(RECORDS PROVIDED)

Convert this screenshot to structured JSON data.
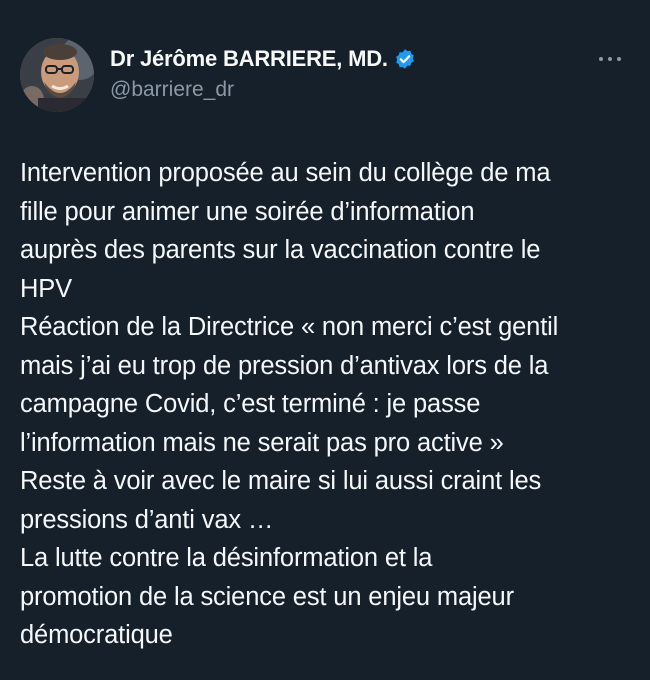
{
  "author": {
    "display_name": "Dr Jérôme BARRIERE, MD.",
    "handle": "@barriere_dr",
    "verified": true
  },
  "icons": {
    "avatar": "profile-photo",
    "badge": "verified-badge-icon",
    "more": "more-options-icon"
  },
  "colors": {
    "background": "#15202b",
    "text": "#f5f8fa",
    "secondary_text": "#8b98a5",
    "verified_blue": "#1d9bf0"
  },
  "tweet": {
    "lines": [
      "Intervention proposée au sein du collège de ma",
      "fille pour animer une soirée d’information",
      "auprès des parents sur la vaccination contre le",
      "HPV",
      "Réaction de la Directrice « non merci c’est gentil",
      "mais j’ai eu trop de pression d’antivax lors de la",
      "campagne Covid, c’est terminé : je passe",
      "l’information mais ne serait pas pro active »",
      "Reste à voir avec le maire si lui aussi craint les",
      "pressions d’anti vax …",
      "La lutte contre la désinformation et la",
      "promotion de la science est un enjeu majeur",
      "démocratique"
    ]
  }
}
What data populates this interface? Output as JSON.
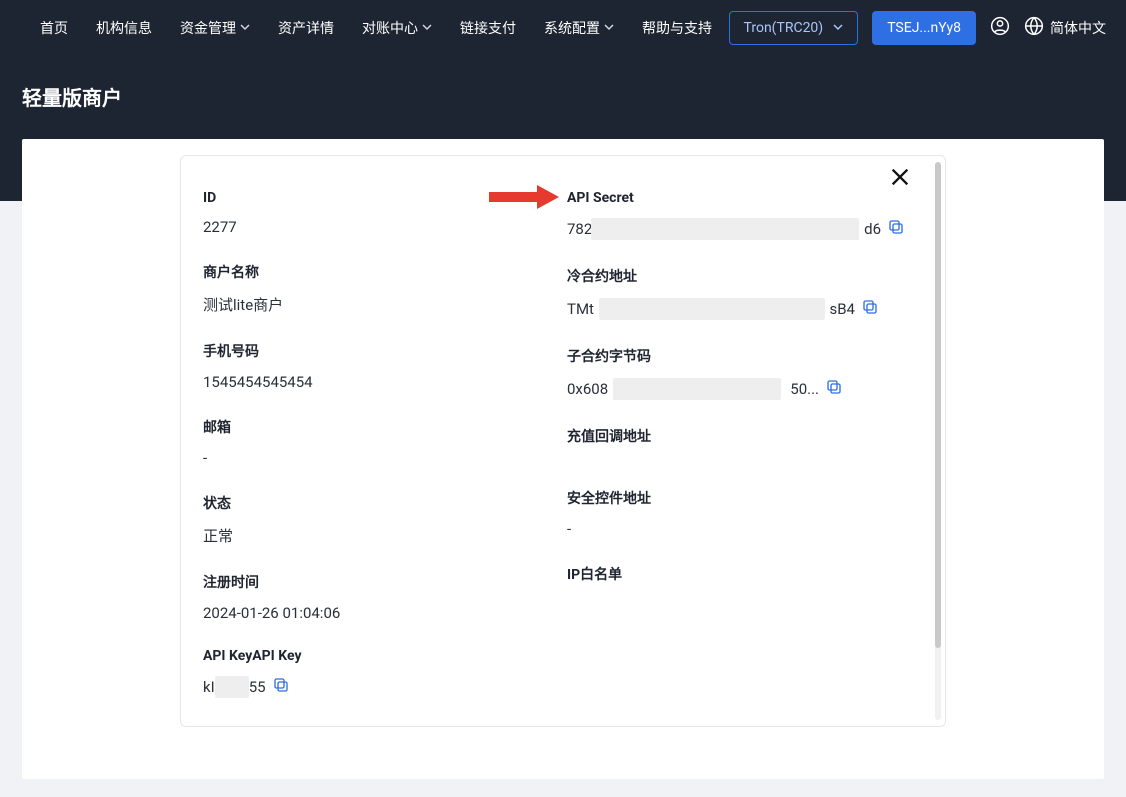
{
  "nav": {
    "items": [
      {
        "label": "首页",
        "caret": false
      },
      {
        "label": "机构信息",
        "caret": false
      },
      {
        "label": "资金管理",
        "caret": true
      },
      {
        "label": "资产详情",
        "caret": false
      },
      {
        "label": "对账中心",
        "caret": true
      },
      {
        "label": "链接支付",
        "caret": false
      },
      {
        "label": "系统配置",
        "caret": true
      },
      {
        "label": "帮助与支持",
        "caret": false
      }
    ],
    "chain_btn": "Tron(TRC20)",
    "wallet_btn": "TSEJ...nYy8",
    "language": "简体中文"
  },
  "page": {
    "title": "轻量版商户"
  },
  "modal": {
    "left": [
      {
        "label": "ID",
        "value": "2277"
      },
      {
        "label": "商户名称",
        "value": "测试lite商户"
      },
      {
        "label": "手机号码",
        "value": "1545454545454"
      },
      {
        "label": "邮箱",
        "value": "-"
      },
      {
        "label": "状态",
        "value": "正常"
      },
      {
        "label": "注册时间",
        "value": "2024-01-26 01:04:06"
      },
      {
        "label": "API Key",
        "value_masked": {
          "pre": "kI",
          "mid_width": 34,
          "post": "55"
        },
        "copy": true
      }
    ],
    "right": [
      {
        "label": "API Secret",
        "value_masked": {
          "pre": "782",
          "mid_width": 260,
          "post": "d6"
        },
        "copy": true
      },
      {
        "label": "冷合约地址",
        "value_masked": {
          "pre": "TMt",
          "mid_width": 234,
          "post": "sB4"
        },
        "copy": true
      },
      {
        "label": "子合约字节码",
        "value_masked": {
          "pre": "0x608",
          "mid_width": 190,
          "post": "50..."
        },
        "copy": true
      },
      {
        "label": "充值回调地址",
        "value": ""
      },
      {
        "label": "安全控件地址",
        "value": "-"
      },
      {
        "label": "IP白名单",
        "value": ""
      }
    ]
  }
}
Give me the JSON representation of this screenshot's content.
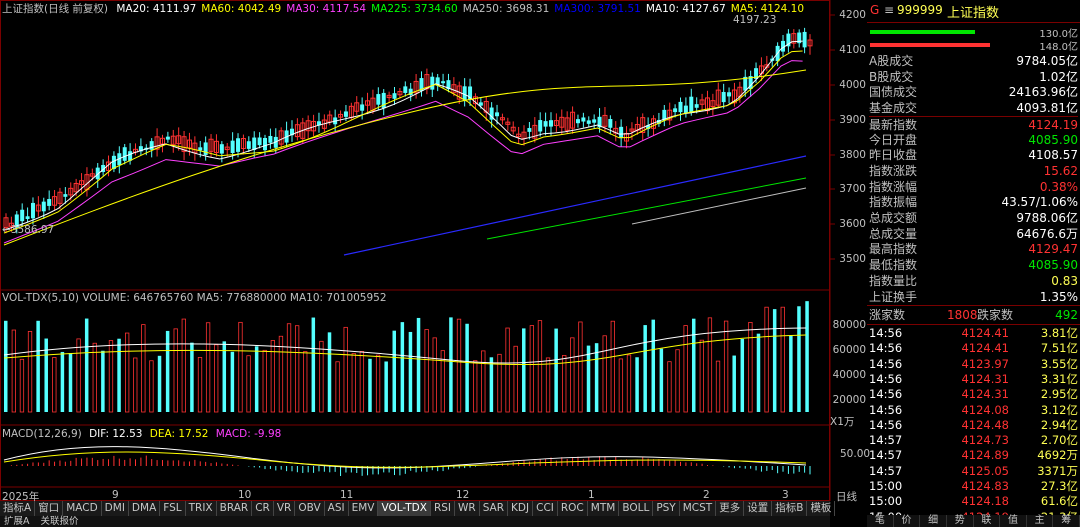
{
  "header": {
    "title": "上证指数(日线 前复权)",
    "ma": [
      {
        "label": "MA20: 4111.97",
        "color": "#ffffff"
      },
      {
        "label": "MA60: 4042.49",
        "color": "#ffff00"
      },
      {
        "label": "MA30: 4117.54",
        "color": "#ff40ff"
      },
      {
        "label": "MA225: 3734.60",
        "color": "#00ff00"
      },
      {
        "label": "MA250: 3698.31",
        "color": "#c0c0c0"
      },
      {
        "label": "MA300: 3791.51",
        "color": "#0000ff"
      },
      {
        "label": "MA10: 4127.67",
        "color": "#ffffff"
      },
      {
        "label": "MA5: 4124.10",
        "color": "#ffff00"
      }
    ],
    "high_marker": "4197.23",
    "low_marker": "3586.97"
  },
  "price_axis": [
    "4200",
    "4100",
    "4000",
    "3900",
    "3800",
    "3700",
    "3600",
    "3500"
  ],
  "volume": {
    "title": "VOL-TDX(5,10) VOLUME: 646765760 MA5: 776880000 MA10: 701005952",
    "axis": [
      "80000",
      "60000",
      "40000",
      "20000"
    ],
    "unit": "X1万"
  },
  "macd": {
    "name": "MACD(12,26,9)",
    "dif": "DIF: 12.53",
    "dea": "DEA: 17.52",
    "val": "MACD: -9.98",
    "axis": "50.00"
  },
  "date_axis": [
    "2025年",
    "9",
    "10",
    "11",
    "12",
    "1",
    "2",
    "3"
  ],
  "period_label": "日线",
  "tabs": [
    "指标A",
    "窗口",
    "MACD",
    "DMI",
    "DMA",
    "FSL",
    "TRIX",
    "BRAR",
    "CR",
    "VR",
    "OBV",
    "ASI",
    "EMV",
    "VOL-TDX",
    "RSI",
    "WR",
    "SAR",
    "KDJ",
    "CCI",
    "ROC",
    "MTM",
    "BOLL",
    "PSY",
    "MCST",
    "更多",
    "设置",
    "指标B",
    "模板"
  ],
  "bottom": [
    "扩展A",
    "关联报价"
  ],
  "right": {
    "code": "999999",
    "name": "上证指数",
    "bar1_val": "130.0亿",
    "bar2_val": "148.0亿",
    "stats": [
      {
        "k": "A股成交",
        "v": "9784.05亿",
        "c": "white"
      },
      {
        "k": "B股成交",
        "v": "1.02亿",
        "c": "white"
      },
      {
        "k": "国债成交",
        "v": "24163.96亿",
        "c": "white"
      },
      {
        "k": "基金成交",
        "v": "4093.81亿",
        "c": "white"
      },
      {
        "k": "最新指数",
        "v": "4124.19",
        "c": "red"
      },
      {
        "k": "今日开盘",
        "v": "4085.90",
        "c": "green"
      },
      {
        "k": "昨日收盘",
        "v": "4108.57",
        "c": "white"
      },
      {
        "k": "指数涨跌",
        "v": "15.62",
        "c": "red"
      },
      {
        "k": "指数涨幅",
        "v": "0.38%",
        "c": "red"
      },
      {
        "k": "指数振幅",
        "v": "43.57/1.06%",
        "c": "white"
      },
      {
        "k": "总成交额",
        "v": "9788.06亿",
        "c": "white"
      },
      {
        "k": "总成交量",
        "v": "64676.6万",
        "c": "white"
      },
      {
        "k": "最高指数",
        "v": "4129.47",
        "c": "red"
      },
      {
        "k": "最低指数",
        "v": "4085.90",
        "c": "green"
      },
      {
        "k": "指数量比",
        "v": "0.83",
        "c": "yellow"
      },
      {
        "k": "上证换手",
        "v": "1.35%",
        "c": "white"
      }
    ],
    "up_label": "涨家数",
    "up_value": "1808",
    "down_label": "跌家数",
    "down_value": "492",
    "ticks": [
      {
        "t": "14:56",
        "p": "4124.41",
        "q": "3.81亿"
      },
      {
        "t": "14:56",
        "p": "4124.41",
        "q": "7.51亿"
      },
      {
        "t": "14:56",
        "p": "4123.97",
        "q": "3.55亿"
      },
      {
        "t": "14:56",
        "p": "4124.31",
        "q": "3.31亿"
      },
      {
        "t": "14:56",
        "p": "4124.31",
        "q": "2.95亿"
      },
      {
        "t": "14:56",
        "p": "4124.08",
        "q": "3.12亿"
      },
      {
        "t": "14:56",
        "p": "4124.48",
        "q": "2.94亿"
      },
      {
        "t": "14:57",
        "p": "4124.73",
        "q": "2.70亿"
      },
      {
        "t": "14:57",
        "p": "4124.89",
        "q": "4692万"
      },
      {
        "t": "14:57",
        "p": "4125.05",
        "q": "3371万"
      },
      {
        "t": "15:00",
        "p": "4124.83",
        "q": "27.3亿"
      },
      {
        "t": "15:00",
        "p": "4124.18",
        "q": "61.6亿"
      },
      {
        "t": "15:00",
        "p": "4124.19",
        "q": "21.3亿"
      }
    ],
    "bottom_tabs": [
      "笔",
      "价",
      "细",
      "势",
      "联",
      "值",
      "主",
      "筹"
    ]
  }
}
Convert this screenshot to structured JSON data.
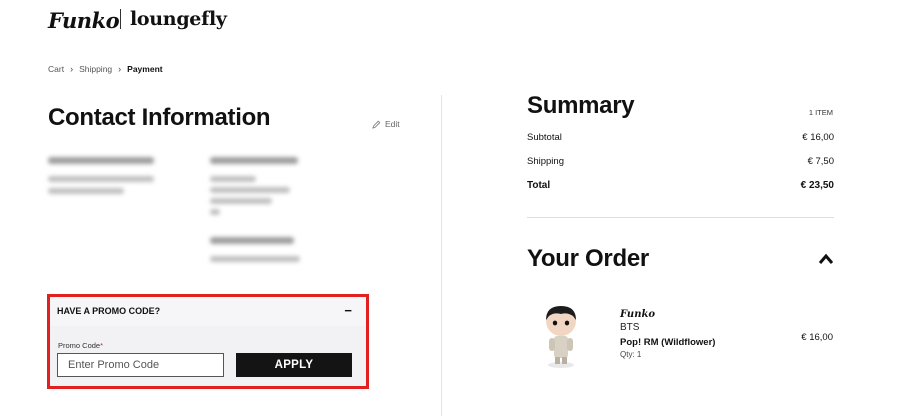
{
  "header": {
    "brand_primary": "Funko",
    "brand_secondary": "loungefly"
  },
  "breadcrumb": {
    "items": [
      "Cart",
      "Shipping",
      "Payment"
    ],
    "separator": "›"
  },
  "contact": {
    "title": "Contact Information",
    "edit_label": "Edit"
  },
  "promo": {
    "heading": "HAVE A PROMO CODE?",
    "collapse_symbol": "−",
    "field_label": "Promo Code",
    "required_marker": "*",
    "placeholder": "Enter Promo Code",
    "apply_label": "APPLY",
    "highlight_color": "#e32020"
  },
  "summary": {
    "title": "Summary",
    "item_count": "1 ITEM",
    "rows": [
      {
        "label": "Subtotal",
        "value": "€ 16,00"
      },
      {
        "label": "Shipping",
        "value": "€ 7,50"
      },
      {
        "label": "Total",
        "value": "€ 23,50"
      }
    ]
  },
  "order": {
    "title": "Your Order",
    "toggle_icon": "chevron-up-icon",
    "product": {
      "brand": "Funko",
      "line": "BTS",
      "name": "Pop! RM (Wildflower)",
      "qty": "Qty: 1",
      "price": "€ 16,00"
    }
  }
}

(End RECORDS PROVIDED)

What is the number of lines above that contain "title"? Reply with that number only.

6